Dataset rows describing interfaces
[Start of section]

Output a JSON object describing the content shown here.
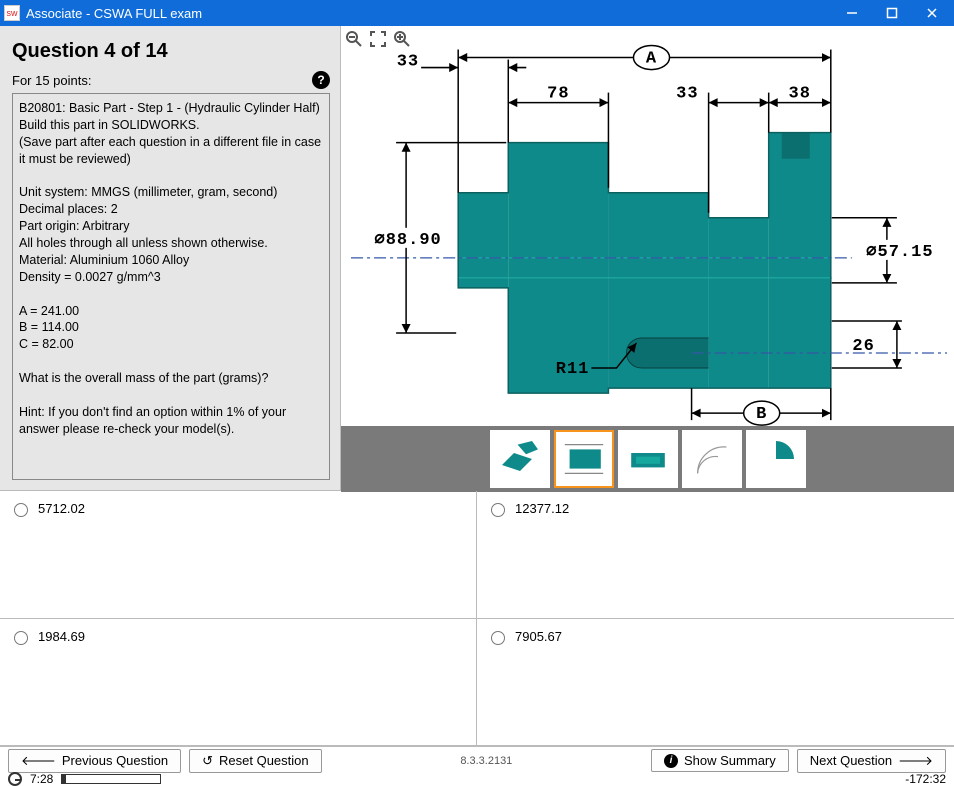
{
  "window": {
    "title": "Associate - CSWA FULL exam"
  },
  "question": {
    "title": "Question 4 of 14",
    "points_label": "For 15 points:",
    "body_lines": [
      "B20801:  Basic Part - Step 1 - (Hydraulic Cylinder Half)",
      "Build this part in SOLIDWORKS.",
      "(Save part after each question in a different file in case it must be reviewed)",
      "",
      "Unit system: MMGS (millimeter, gram, second)",
      "Decimal places: 2",
      "Part origin: Arbitrary",
      "All holes through all unless shown otherwise.",
      "Material: Aluminium 1060 Alloy",
      "Density = 0.0027 g/mm^3",
      "",
      "A = 241.00",
      "B = 114.00",
      "C = 82.00",
      "",
      "What is the overall mass of the part (grams)?",
      "",
      "Hint: If you don't find an option within 1% of your answer please re-check your model(s)."
    ]
  },
  "drawing": {
    "dims": {
      "top_leader": "33",
      "A": "A",
      "d78": "78",
      "d33": "33",
      "d38": "38",
      "dia8890": "∅88.90",
      "dia5715": "∅57.15",
      "r11": "R11",
      "d26": "26",
      "B": "B"
    }
  },
  "answers": {
    "a": "5712.02",
    "b": "12377.12",
    "c": "1984.69",
    "d": "7905.67"
  },
  "buttons": {
    "prev": "Previous Question",
    "reset": "Reset Question",
    "summary": "Show Summary",
    "next": "Next Question"
  },
  "footer": {
    "version": "8.3.3.2131",
    "elapsed": "7:28",
    "remaining": "-172:32"
  }
}
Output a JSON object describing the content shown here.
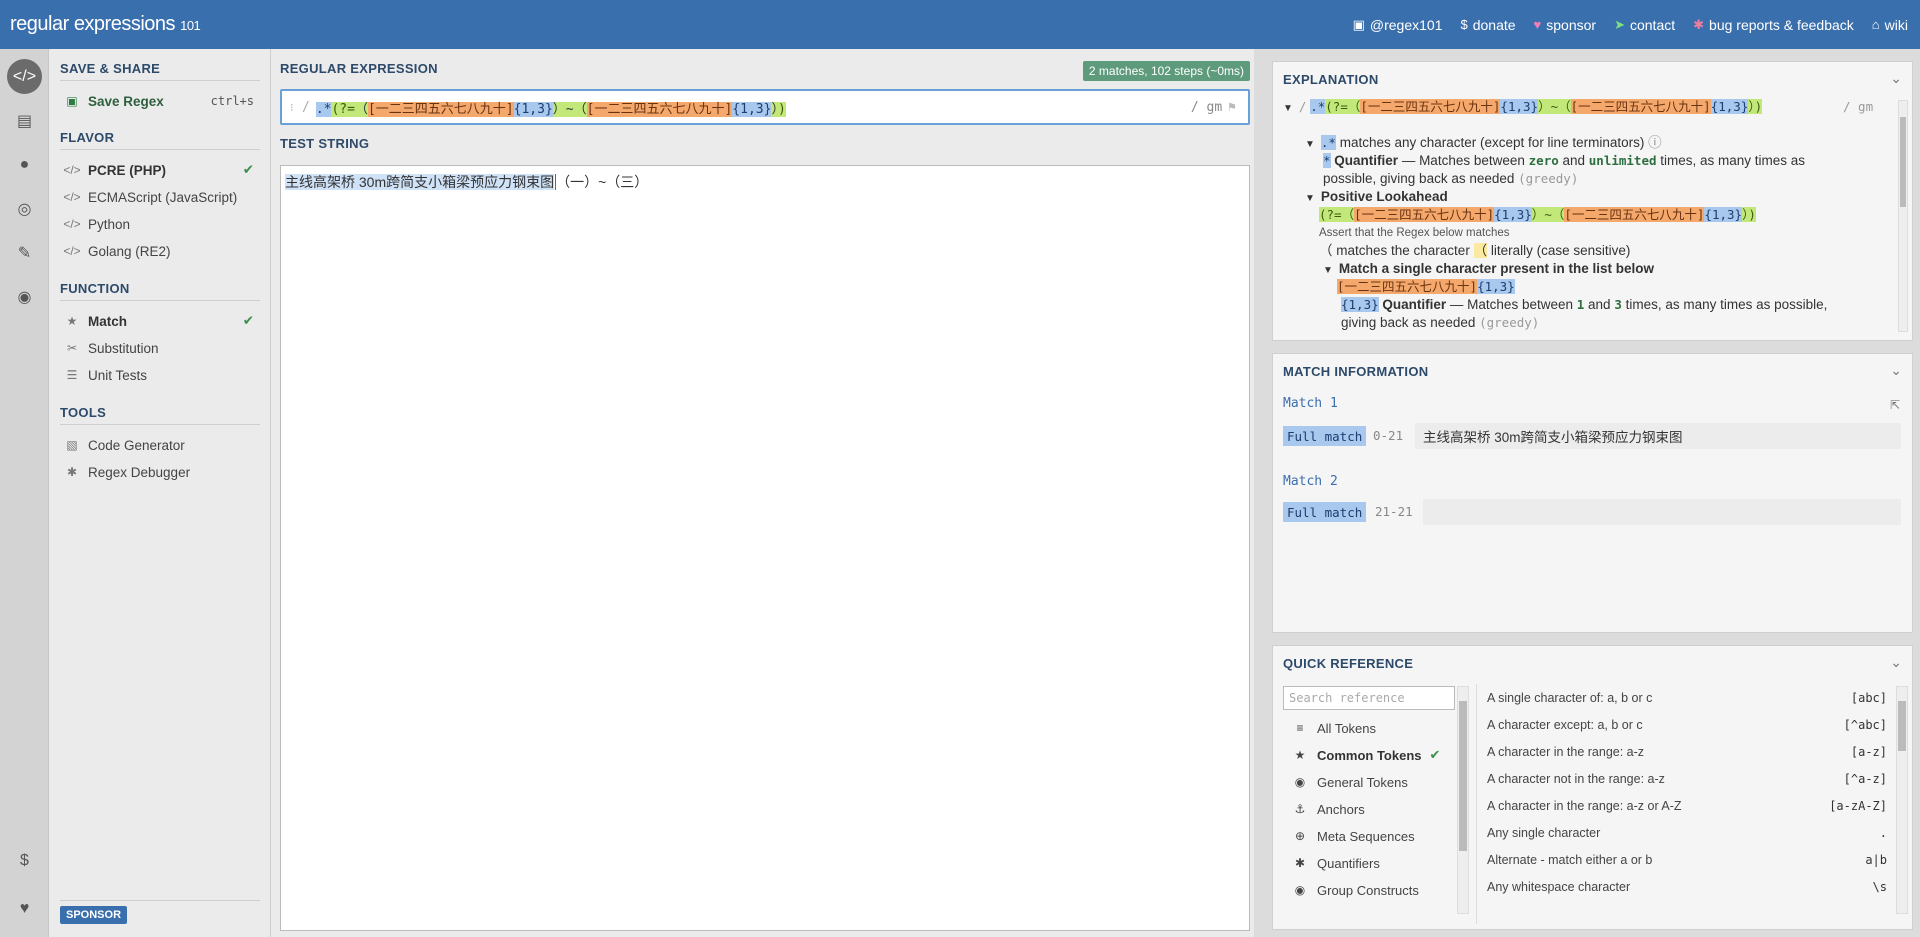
{
  "header": {
    "logo_main": "regular expressions",
    "logo_sup": "101",
    "nav": [
      {
        "icon": "twitter-icon",
        "label": "@regex101"
      },
      {
        "icon": "dollar-icon",
        "label": "donate"
      },
      {
        "icon": "heart-icon",
        "label": "sponsor"
      },
      {
        "icon": "paper-plane-icon",
        "label": "contact"
      },
      {
        "icon": "bug-icon",
        "label": "bug reports & feedback"
      },
      {
        "icon": "bank-icon",
        "label": "wiki"
      }
    ]
  },
  "sidebar": {
    "save_share_title": "SAVE & SHARE",
    "save_label": "Save Regex",
    "save_shortcut": "ctrl+s",
    "flavor_title": "FLAVOR",
    "flavors": [
      "PCRE (PHP)",
      "ECMAScript (JavaScript)",
      "Python",
      "Golang (RE2)"
    ],
    "function_title": "FUNCTION",
    "functions": [
      "Match",
      "Substitution",
      "Unit Tests"
    ],
    "tools_title": "TOOLS",
    "tools": [
      "Code Generator",
      "Regex Debugger"
    ],
    "sponsor_label": "SPONSOR"
  },
  "main": {
    "regex_title": "REGULAR EXPRESSION",
    "match_badge": "2 matches, 102 steps (~0ms)",
    "delim_open": "/",
    "regex_parts": {
      "any": ".*",
      "look_open": "(?=",
      "lit_lp1": "（",
      "set1": "[一二三四五六七八九十]",
      "q1": "{1,3}",
      "lit_rp1": "）",
      "tilde": "~",
      "lit_lp2": "（",
      "set2": "[一二三四五六七八九十]",
      "q2": "{1,3}",
      "lit_rp2": "）",
      "look_close": ")"
    },
    "flags": "/ gm",
    "test_title": "TEST STRING",
    "test_match": "主线高架桥 30m跨简支小箱梁预应力钢束图",
    "test_rest": "（一）~（三）"
  },
  "explanation": {
    "title": "EXPLANATION",
    "line_slash": "/",
    "line_flags": "/ gm",
    "any_desc": " matches any character (except for line terminators)",
    "quant_title": "Quantifier",
    "quant_desc_1": " — Matches between ",
    "zero": "zero",
    "and": " and ",
    "unlimited": "unlimited",
    "quant_desc_2": " times, as many times as",
    "quant_desc_3": "possible, giving back as needed ",
    "greedy": "(greedy)",
    "lookahead_title": "Positive Lookahead",
    "assert_text": "Assert that the Regex below matches",
    "lit_desc_1": " matches the character ",
    "lit_char": "（",
    "lit_desc_2": " literally (case sensitive)",
    "set_title": "Match a single character present in the list below",
    "quant2_title": "Quantifier",
    "quant2_desc_1": " — Matches between ",
    "one": "1",
    "three": "3",
    "quant2_desc_2": " times, as many times as possible,",
    "quant2_desc_3": "giving back as needed "
  },
  "match_info": {
    "title": "MATCH INFORMATION",
    "matches": [
      {
        "title": "Match 1",
        "badge": "Full match",
        "range": "0-21",
        "value": "主线高架桥 30m跨简支小箱梁预应力钢束图"
      },
      {
        "title": "Match 2",
        "badge": "Full match",
        "range": "21-21",
        "value": ""
      }
    ]
  },
  "quick_ref": {
    "title": "QUICK REFERENCE",
    "search_placeholder": "Search reference",
    "categories": [
      {
        "icon": "database-icon",
        "label": "All Tokens"
      },
      {
        "icon": "star-icon",
        "label": "Common Tokens"
      },
      {
        "icon": "target-icon",
        "label": "General Tokens"
      },
      {
        "icon": "anchor-icon",
        "label": "Anchors"
      },
      {
        "icon": "life-ring-icon",
        "label": "Meta Sequences"
      },
      {
        "icon": "asterisk-icon",
        "label": "Quantifiers"
      },
      {
        "icon": "target-icon",
        "label": "Group Constructs"
      }
    ],
    "items": [
      {
        "label": "A single character of: a, b or c",
        "code": "[abc]"
      },
      {
        "label": "A character except: a, b or c",
        "code": "[^abc]"
      },
      {
        "label": "A character in the range: a-z",
        "code": "[a-z]"
      },
      {
        "label": "A character not in the range: a-z",
        "code": "[^a-z]"
      },
      {
        "label": "A character in the range: a-z or A-Z",
        "code": "[a-zA-Z]"
      },
      {
        "label": "Any single character",
        "code": "."
      },
      {
        "label": "Alternate - match either a or b",
        "code": "a|b"
      },
      {
        "label": "Any whitespace character",
        "code": "\\s"
      }
    ]
  }
}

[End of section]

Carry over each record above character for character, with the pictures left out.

Output a JSON object describing the content shown here.
{
  "window": {
    "title": "Associate - CSWA FULL exam"
  },
  "question": {
    "title": "Question 4 of 14",
    "points_label": "For 15 points:",
    "body_lines": [
      "B20801:  Basic Part - Step 1 - (Hydraulic Cylinder Half)",
      "Build this part in SOLIDWORKS.",
      "(Save part after each question in a different file in case it must be reviewed)",
      "",
      "Unit system: MMGS (millimeter, gram, second)",
      "Decimal places: 2",
      "Part origin: Arbitrary",
      "All holes through all unless shown otherwise.",
      "Material: Aluminium 1060 Alloy",
      "Density = 0.0027 g/mm^3",
      "",
      "A = 241.00",
      "B = 114.00",
      "C = 82.00",
      "",
      "What is the overall mass of the part (grams)?",
      "",
      "Hint: If you don't find an option within 1% of your answer please re-check your model(s)."
    ]
  },
  "drawing": {
    "dims": {
      "top_leader": "33",
      "A": "A",
      "d78": "78",
      "d33": "33",
      "d38": "38",
      "dia8890": "∅88.90",
      "dia5715": "∅57.15",
      "r11": "R11",
      "d26": "26",
      "B": "B"
    }
  },
  "answers": {
    "a": "5712.02",
    "b": "12377.12",
    "c": "1984.69",
    "d": "7905.67"
  },
  "buttons": {
    "prev": "Previous Question",
    "reset": "Reset Question",
    "summary": "Show Summary",
    "next": "Next Question"
  },
  "footer": {
    "version": "8.3.3.2131",
    "elapsed": "7:28",
    "remaining": "-172:32"
  }
}
Output a JSON object describing the content shown here.
{
  "header": {
    "logo_main": "regular expressions",
    "logo_sup": "101",
    "nav": [
      {
        "icon": "twitter-icon",
        "label": "@regex101"
      },
      {
        "icon": "dollar-icon",
        "label": "donate"
      },
      {
        "icon": "heart-icon",
        "label": "sponsor"
      },
      {
        "icon": "paper-plane-icon",
        "label": "contact"
      },
      {
        "icon": "bug-icon",
        "label": "bug reports & feedback"
      },
      {
        "icon": "bank-icon",
        "label": "wiki"
      }
    ]
  },
  "sidebar": {
    "save_share_title": "SAVE & SHARE",
    "save_label": "Save Regex",
    "save_shortcut": "ctrl+s",
    "flavor_title": "FLAVOR",
    "flavors": [
      "PCRE (PHP)",
      "ECMAScript (JavaScript)",
      "Python",
      "Golang (RE2)"
    ],
    "function_title": "FUNCTION",
    "functions": [
      "Match",
      "Substitution",
      "Unit Tests"
    ],
    "tools_title": "TOOLS",
    "tools": [
      "Code Generator",
      "Regex Debugger"
    ],
    "sponsor_label": "SPONSOR"
  },
  "main": {
    "regex_title": "REGULAR EXPRESSION",
    "match_badge": "2 matches, 102 steps (~0ms)",
    "delim_open": "/",
    "regex_parts": {
      "any": ".*",
      "look_open": "(?=",
      "lit_lp1": "（",
      "set1": "[一二三四五六七八九十]",
      "q1": "{1,3}",
      "lit_rp1": "）",
      "tilde": "~",
      "lit_lp2": "（",
      "set2": "[一二三四五六七八九十]",
      "q2": "{1,3}",
      "lit_rp2": "）",
      "look_close": ")"
    },
    "flags": "/ gm",
    "test_title": "TEST STRING",
    "test_match": "主线高架桥 30m跨简支小箱梁预应力钢束图",
    "test_rest": "（一）~（三）"
  },
  "explanation": {
    "title": "EXPLANATION",
    "line_slash": "/",
    "line_flags": "/ gm",
    "any_desc": " matches any character (except for line terminators)",
    "quant_title": "Quantifier",
    "quant_desc_1": " — Matches between ",
    "zero": "zero",
    "and": " and ",
    "unlimited": "unlimited",
    "quant_desc_2": " times, as many times as",
    "quant_desc_3": "possible, giving back as needed ",
    "greedy": "(greedy)",
    "lookahead_title": "Positive Lookahead",
    "assert_text": "Assert that the Regex below matches",
    "lit_desc_1": " matches the character ",
    "lit_char": "（",
    "lit_desc_2": " literally (case sensitive)",
    "set_title": "Match a single character present in the list below",
    "quant2_title": "Quantifier",
    "quant2_desc_1": " — Matches between ",
    "one": "1",
    "three": "3",
    "quant2_desc_2": " times, as many times as possible,",
    "quant2_desc_3": "giving back as needed "
  },
  "match_info": {
    "title": "MATCH INFORMATION",
    "matches": [
      {
        "title": "Match 1",
        "badge": "Full match",
        "range": "0-21",
        "value": "主线高架桥 30m跨简支小箱梁预应力钢束图"
      },
      {
        "title": "Match 2",
        "badge": "Full match",
        "range": "21-21",
        "value": ""
      }
    ]
  },
  "quick_ref": {
    "title": "QUICK REFERENCE",
    "search_placeholder": "Search reference",
    "categories": [
      {
        "icon": "database-icon",
        "label": "All Tokens"
      },
      {
        "icon": "star-icon",
        "label": "Common Tokens"
      },
      {
        "icon": "target-icon",
        "label": "General Tokens"
      },
      {
        "icon": "anchor-icon",
        "label": "Anchors"
      },
      {
        "icon": "life-ring-icon",
        "label": "Meta Sequences"
      },
      {
        "icon": "asterisk-icon",
        "label": "Quantifiers"
      },
      {
        "icon": "target-icon",
        "label": "Group Constructs"
      }
    ],
    "items": [
      {
        "label": "A single character of: a, b or c",
        "code": "[abc]"
      },
      {
        "label": "A character except: a, b or c",
        "code": "[^abc]"
      },
      {
        "label": "A character in the range: a-z",
        "code": "[a-z]"
      },
      {
        "label": "A character not in the range: a-z",
        "code": "[^a-z]"
      },
      {
        "label": "A character in the range: a-z or A-Z",
        "code": "[a-zA-Z]"
      },
      {
        "label": "Any single character",
        "code": "."
      },
      {
        "label": "Alternate - match either a or b",
        "code": "a|b"
      },
      {
        "label": "Any whitespace character",
        "code": "\\s"
      }
    ]
  }
}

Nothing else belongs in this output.